Simulated crevasse fall practice. Dangle at end of rope with prussiks attached:

Ice-screw placement requires chipping away of rotten ice to solid layer. Place in perpendicular to slope, then up 10 degrees. Use pick to create a small starter-hole. Remember, that the ice around the screws melts only hours after placement due to friction.


Late start due to weather (again!), and guide John didn’t arrive at camp until 10:30 AM. We learned pulley-based crevasse rescue, needed when the victim can neither be hauled out nor prussik out. Our mechanism was to first construct a Z pulley (3:1 mech. advantage), then attach a C pulley (2:1) onto it, giving a 6:1 mech. advantage. You need 2 flukes, 2 pulleys, your prussiks, a sling or a cor-de-lete, about 4 locking and 4 non-locking carabiners, and your ice-axe to set this up.

It is very important to drop into self arrest when a sharp tug is felt on the rope. Dig in with your heels! Hold the weight with your feet while your hands set up the anchors. When pulling the C/Z pulley rope, use your whole body and esp. legs to haul…don’t use your back…you’ll tire out.

Stove problems were solved today, and Paul’s method of keeping a lighter working was seen to be very valid. He keeps it on a cord around his neck next to his skin…keeping the lighter dry and warm.


The summit climb was cancelled at 12:30 this morning due to heavy rain. We woke early and were on the glacier by 7. Paul and John fell into crevasses several times, requiring either a haul-out rescue, or in one case a pulley rescue (only Z I think).

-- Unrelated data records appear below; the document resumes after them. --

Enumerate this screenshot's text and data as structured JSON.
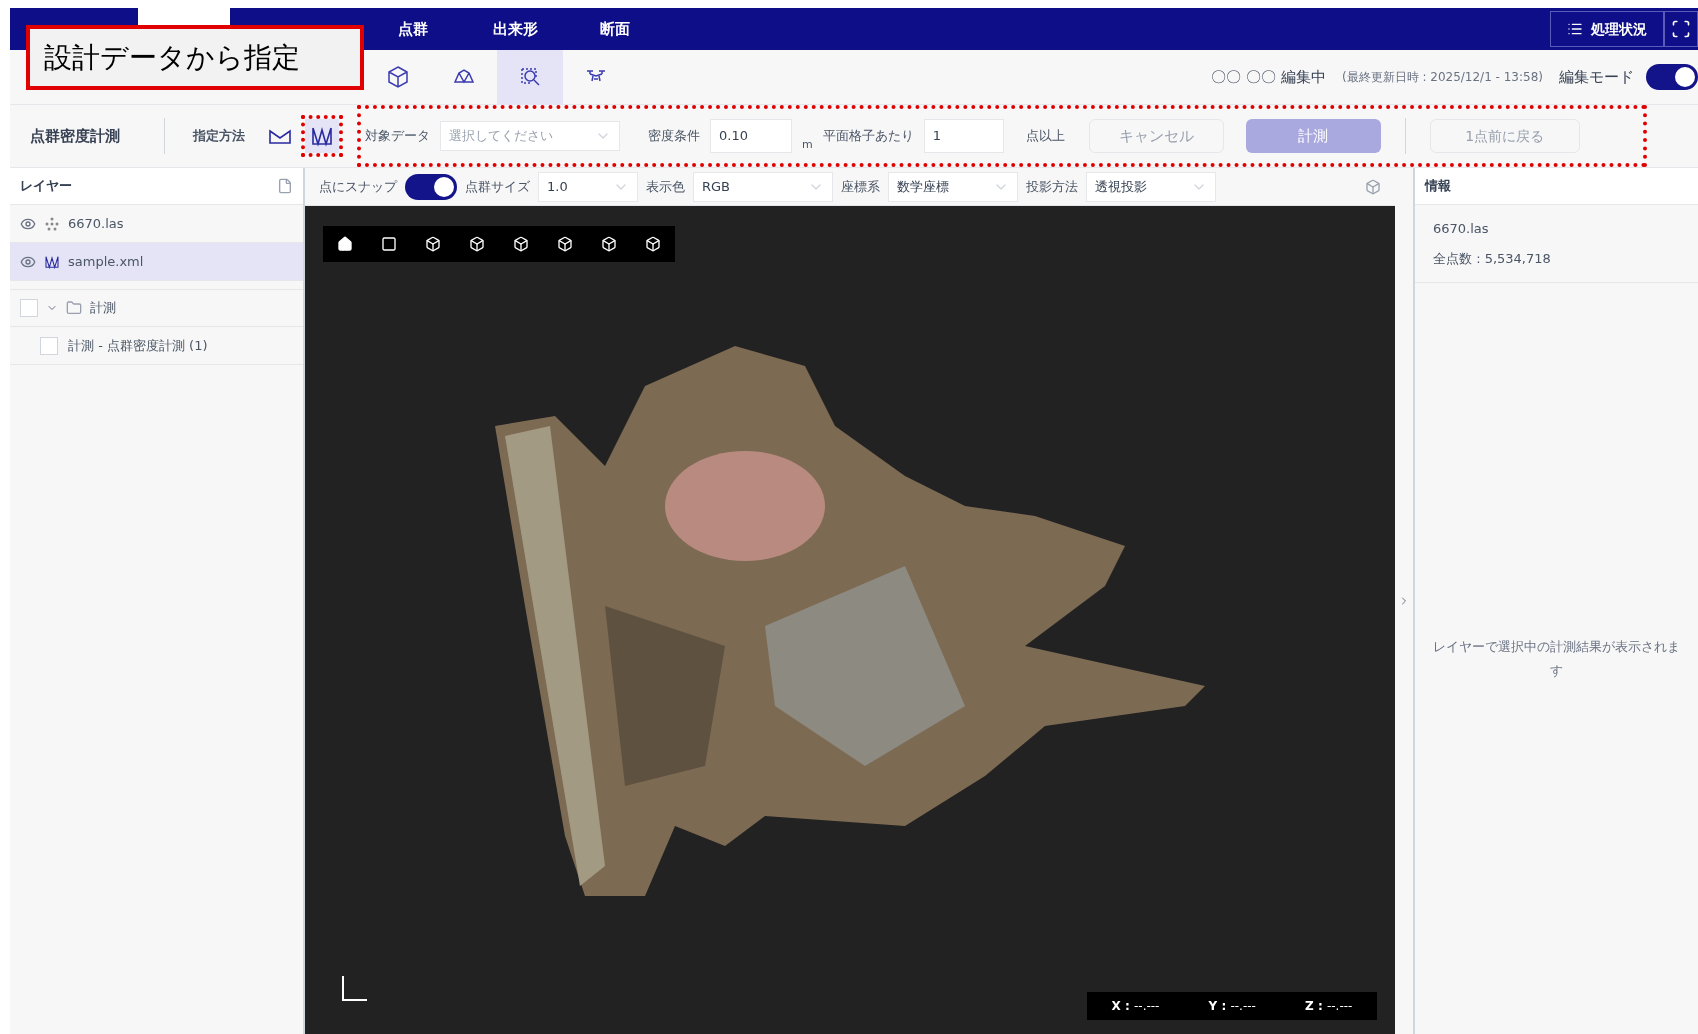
{
  "callout": {
    "text": "設計データから指定"
  },
  "menu_tabs": [
    {
      "selected": false
    },
    {
      "selected": true
    },
    {
      "selected": false
    },
    {
      "label": "点群",
      "selected": false
    },
    {
      "label": "出来形",
      "selected": false
    },
    {
      "label": "断面",
      "selected": false
    }
  ],
  "status_button": {
    "label": "処理状況"
  },
  "toolbar": {
    "tools": [
      {
        "kind": "cube",
        "selected": false
      },
      {
        "kind": "dome",
        "selected": false
      },
      {
        "kind": "select",
        "selected": true
      },
      {
        "kind": "drone",
        "selected": false
      }
    ],
    "editor": "〇〇 〇〇 編集中",
    "last_updated": "(最終更新日時 : 2025/12/1 - 13:58)",
    "edit_mode": {
      "label": "編集モード",
      "on": true
    }
  },
  "measure_bar": {
    "title": "点群密度計測",
    "method_label": "指定方法",
    "methods": [
      {
        "kind": "surface",
        "selected": false
      },
      {
        "kind": "design",
        "selected": true
      }
    ],
    "target": {
      "label": "対象データ",
      "placeholder": "選択してください"
    },
    "density": {
      "label": "密度条件",
      "value": "0.10",
      "unit": "m"
    },
    "grid": {
      "label": "平面格子あたり",
      "value": "1",
      "suffix": "点以上"
    },
    "buttons": [
      {
        "label": "キャンセル",
        "kind": "secondary",
        "disabled": true
      },
      {
        "label": "計測",
        "kind": "primary",
        "disabled": true
      }
    ],
    "undo": {
      "label": "1点前に戻る",
      "disabled": true
    }
  },
  "layers": {
    "title": "レイヤー",
    "items": [
      {
        "name": "6670.las",
        "kind": "pointcloud",
        "visible": true,
        "selected": false
      },
      {
        "name": "sample.xml",
        "kind": "design",
        "visible": true,
        "selected": true
      },
      {
        "name": "計測",
        "kind": "folder",
        "expanded": true,
        "checked": false,
        "children": [
          {
            "name": "計測 - 点群密度計測 (1)",
            "checked": false
          }
        ]
      }
    ]
  },
  "view_bar": {
    "snap": {
      "label": "点にスナップ",
      "on": true
    },
    "point_size": {
      "label": "点群サイズ",
      "value": "1.0"
    },
    "color": {
      "label": "表示色",
      "value": "RGB"
    },
    "coords": {
      "label": "座標系",
      "value": "数学座標"
    },
    "projection": {
      "label": "投影方法",
      "value": "透視投影"
    }
  },
  "viewport": {
    "coordinates": [
      {
        "axis": "X :",
        "value": "--.---"
      },
      {
        "axis": "Y :",
        "value": "--.---"
      },
      {
        "axis": "Z :",
        "value": "--.---"
      }
    ]
  },
  "info": {
    "title": "情報",
    "file": "6670.las",
    "points": "全点数 : 5,534,718",
    "empty_message": "レイヤーで選択中の計測結果が表示されます"
  }
}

Technique for crossing snow bridges: keep rope tight on tester, when tester wants to move forward a step, follower takes a step forward. Tester probes with axe, may go on all fours to distribute weight.

When walking around crevasses, the followers make two parallel paths to avoid too many crossings on one possibly hidden crevasse.

When stopping to rest on a glacier, stopping next to a crevasse is preferred, since there is unlikely to be another crevasse right next to it. Parties come together by passing slack rope through their prussiks. This skill should be practiced while walking, as it can be awkward.

Some crevasses can be stepped over, others can be jumped. When jumping, get some slack rope, and say “1,2,3, Jump!!” On Jump, entire team should jump. The slack rope the jumper carries should make up for delay before other team members jump. Stamp out a starting platform if needed, belayed from behind. Be sure to jump at least a foot in from the edge, as snow might crumble away there if any less. Do not fall after jump, try to stand gracefully.

You can climb down into crevasses to cross them. I did this, ending 8 feet in on a small snowbridge. This bridge crumbled when I weighted it, and belay from above was helpful. Eventually, I got out!! The rest of the team followed. Later, we made some big jumps.

When crossing a glacier, try to move from compression zone to compression zone, as these are the safest, most crevasse-free areas. They can be found below a hill and on the inside of a curve. Remember that new snow covers crevasses, and is not consolidated, so it is more dangerous to travel a glacier after a covering layer of snow.

At 12:30 we broke camp and headed down to the van. Paul recommended some books, and suggested I become a Wilderness First Responder, able to set broken legs, etc. Nick got a lesson in digging a snow pit to check the stability of a slope. We were going to dig one of these on the Roman Wall had we commenced the climb.